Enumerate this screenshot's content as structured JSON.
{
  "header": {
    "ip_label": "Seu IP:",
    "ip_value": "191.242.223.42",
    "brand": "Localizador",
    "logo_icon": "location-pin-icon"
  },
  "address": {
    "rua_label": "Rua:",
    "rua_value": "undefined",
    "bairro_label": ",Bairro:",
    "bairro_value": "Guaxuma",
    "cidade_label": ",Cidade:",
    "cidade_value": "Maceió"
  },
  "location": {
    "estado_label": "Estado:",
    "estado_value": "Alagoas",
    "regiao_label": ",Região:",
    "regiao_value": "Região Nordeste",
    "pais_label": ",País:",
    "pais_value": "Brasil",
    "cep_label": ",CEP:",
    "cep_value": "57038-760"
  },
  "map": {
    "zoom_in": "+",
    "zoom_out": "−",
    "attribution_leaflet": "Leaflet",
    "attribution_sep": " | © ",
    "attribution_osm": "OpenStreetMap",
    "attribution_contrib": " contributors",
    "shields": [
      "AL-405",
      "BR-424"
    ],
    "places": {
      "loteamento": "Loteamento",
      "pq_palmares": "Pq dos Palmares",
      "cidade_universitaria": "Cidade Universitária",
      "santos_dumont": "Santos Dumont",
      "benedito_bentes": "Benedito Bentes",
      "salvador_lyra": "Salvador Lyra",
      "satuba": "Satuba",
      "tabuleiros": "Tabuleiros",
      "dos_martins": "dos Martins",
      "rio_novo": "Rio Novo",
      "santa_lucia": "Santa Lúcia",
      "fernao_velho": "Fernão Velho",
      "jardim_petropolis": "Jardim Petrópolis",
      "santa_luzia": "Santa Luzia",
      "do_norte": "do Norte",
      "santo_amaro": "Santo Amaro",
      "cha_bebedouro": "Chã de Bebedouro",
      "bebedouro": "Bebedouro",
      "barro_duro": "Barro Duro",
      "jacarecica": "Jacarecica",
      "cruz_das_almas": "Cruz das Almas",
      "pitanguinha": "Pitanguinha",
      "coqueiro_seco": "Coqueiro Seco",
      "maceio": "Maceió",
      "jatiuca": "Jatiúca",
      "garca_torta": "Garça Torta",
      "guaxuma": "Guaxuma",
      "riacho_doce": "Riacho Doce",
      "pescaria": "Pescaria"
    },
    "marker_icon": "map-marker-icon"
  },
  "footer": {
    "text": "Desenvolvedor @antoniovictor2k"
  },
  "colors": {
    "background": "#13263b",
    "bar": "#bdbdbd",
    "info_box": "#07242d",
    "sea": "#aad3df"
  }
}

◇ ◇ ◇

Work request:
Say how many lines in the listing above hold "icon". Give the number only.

Output of the task:
2